[DATA FOR PROCESSING — start]

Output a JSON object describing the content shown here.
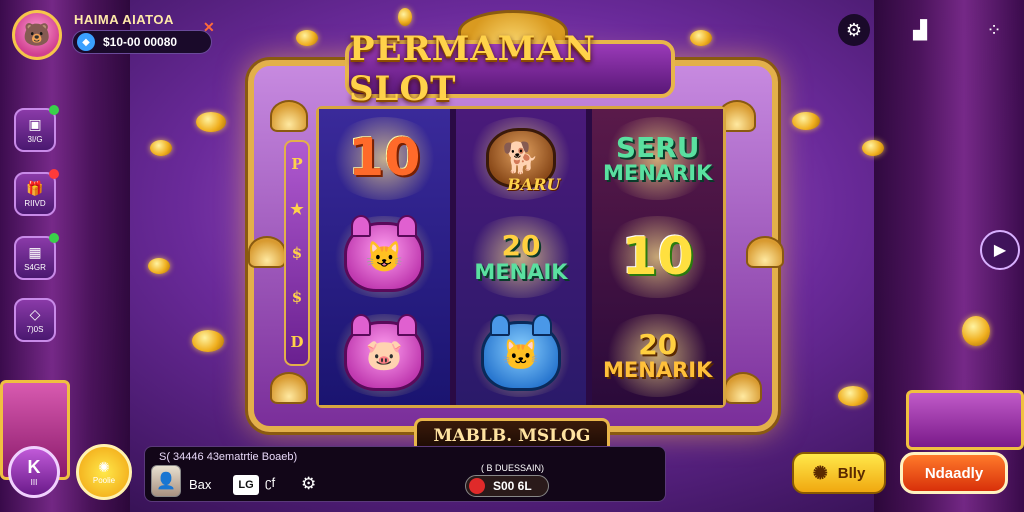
{
  "title": "PERMAMAN SLOT",
  "player": {
    "name": "HAIMA AIATOA",
    "balance": "$10-00 00080"
  },
  "side_buttons": [
    {
      "label": "3I/G",
      "icon": "wallet-icon",
      "badge": "#3ad04a"
    },
    {
      "label": "RIIVD",
      "icon": "gift-icon",
      "badge": "#ff3a3a"
    },
    {
      "label": "S4GR",
      "icon": "trophy-icon",
      "badge": "#3ad04a"
    },
    {
      "label": "7)0S",
      "icon": "tag-icon",
      "badge": ""
    }
  ],
  "strip_symbols": [
    "P",
    "★",
    "$",
    "$",
    "D"
  ],
  "reels": [
    [
      {
        "type": "num",
        "text": "10",
        "style": "red"
      },
      {
        "type": "animal",
        "kind": "pink"
      },
      {
        "type": "animal",
        "kind": "pink"
      }
    ],
    [
      {
        "type": "animal-label",
        "kind": "brown",
        "text": "BARU"
      },
      {
        "type": "word",
        "num": "20",
        "text": "MENAIK"
      },
      {
        "type": "animal",
        "kind": "blue"
      }
    ],
    [
      {
        "type": "word",
        "num": "SERU",
        "text": "MENARIK"
      },
      {
        "type": "num",
        "text": "10",
        "style": "green"
      },
      {
        "type": "word-gold",
        "num": "20",
        "text": "MENARIK"
      }
    ]
  ],
  "bottom_plate": "MABLB. MSLOG",
  "bottom_bar": {
    "info": "S( 34446   43ematrtie Boaeb)",
    "box": "Bax",
    "lg": "LG",
    "cf": "ʗf",
    "win_label": "( B DUESSAIN)",
    "win_value": "S00 6L"
  },
  "buttons": {
    "spin": "Blly",
    "auto": "Ndaadly",
    "left_label": "III",
    "left_round": "Poolie"
  },
  "colors": {
    "accent": "#e3b04a",
    "purple": "#7a2e9a"
  }
}
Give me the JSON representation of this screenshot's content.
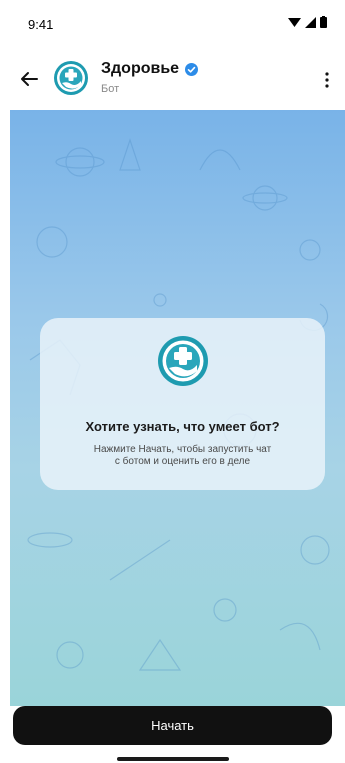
{
  "status": {
    "time": "9:41"
  },
  "header": {
    "title": "Здоровье",
    "subtitle": "Бот"
  },
  "card": {
    "title": "Хотите узнать, что умеет бот?",
    "text_line1": "Нажмите Начать, чтобы запустить чат",
    "text_line2": "с ботом и оценить его в деле"
  },
  "actions": {
    "start_label": "Начать"
  },
  "icons": {
    "back": "arrow-left-icon",
    "verified": "verified-badge-icon",
    "menu": "more-vertical-icon",
    "logo": "health-cross-hand-icon"
  },
  "colors": {
    "accent": "#1e9bb0",
    "verified": "#2d8ce8",
    "button": "#111111"
  }
}
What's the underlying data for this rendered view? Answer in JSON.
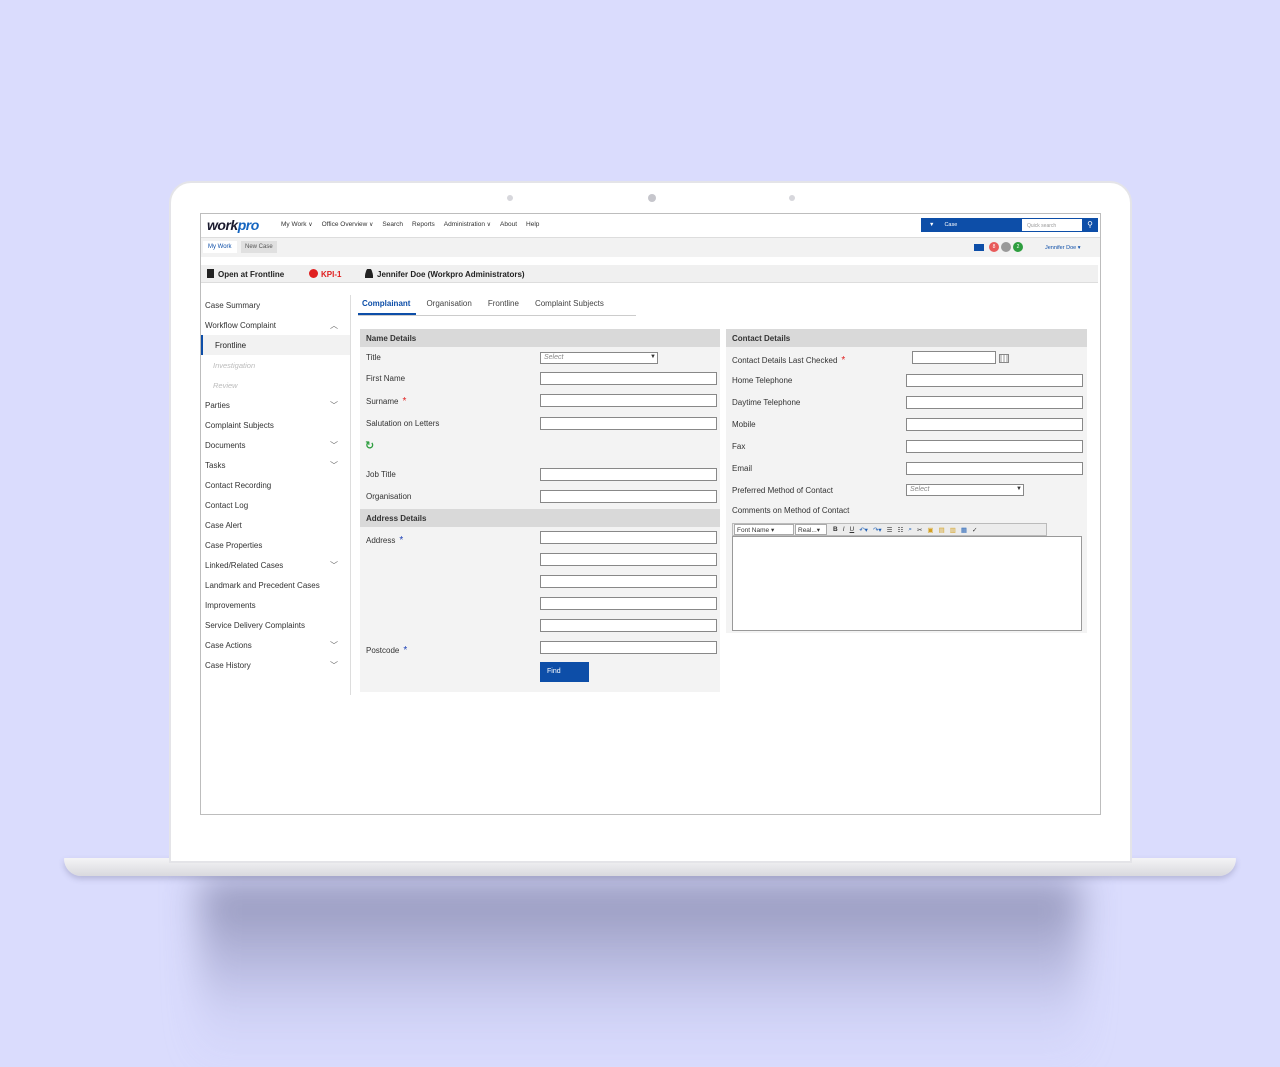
{
  "app": {
    "logo_main": "work",
    "logo_accent": "pro",
    "nav": [
      "My Work",
      "Office Overview",
      "Search",
      "Reports",
      "Administration",
      "About",
      "Help"
    ],
    "search_scope": "Case",
    "quick_search_placeholder": "Quick search",
    "tabs": [
      "My Work",
      "New Case"
    ],
    "notification_counts": [
      "8",
      "",
      "2"
    ],
    "user_menu": "Jennifer Doe"
  },
  "casebar": {
    "status": "Open at Frontline",
    "kpi": "KPI-1",
    "user": "Jennifer Doe (Workpro Administrators)"
  },
  "sidebar": {
    "items": [
      {
        "label": "Case Summary"
      },
      {
        "label": "Workflow Complaint",
        "chevron": "up"
      },
      {
        "label": "Frontline",
        "selected": true
      },
      {
        "label": "Investigation",
        "disabled": true
      },
      {
        "label": "Review",
        "disabled": true
      },
      {
        "label": "Parties",
        "chevron": "down"
      },
      {
        "label": "Complaint Subjects"
      },
      {
        "label": "Documents",
        "chevron": "down"
      },
      {
        "label": "Tasks",
        "chevron": "down"
      },
      {
        "label": "Contact Recording"
      },
      {
        "label": "Contact Log"
      },
      {
        "label": "Case Alert"
      },
      {
        "label": "Case Properties"
      },
      {
        "label": "Linked/Related Cases",
        "chevron": "down"
      },
      {
        "label": "Landmark and Precedent Cases"
      },
      {
        "label": "Improvements"
      },
      {
        "label": "Service Delivery Complaints"
      },
      {
        "label": "Case Actions",
        "chevron": "down"
      },
      {
        "label": "Case History",
        "chevron": "down"
      }
    ]
  },
  "content_tabs": [
    "Complainant",
    "Organisation",
    "Frontline",
    "Complaint Subjects"
  ],
  "name_details": {
    "header": "Name Details",
    "title_label": "Title",
    "title_value": "Select",
    "first_name_label": "First Name",
    "surname_label": "Surname",
    "salutation_label": "Salutation on Letters",
    "job_title_label": "Job Title",
    "organisation_label": "Organisation"
  },
  "address_details": {
    "header": "Address Details",
    "address_label": "Address",
    "postcode_label": "Postcode",
    "find_label": "Find"
  },
  "contact_details": {
    "header": "Contact Details",
    "last_checked_label": "Contact Details Last Checked",
    "home_tel_label": "Home Telephone",
    "day_tel_label": "Daytime Telephone",
    "mobile_label": "Mobile",
    "fax_label": "Fax",
    "email_label": "Email",
    "preferred_label": "Preferred Method of Contact",
    "preferred_value": "Select",
    "comments_label": "Comments on Method of Contact",
    "font_name": "Font Name",
    "font_size": "Real..."
  },
  "colors": {
    "accent": "#0d4ea8",
    "kpi": "#e02020",
    "background": "#dadcfd"
  }
}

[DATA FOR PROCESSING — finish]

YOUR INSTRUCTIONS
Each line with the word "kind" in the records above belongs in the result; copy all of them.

ANSWER BOX
        "kind": "pink"
        "kind": "pink"
        "kind": "brown",
        "kind": "blue"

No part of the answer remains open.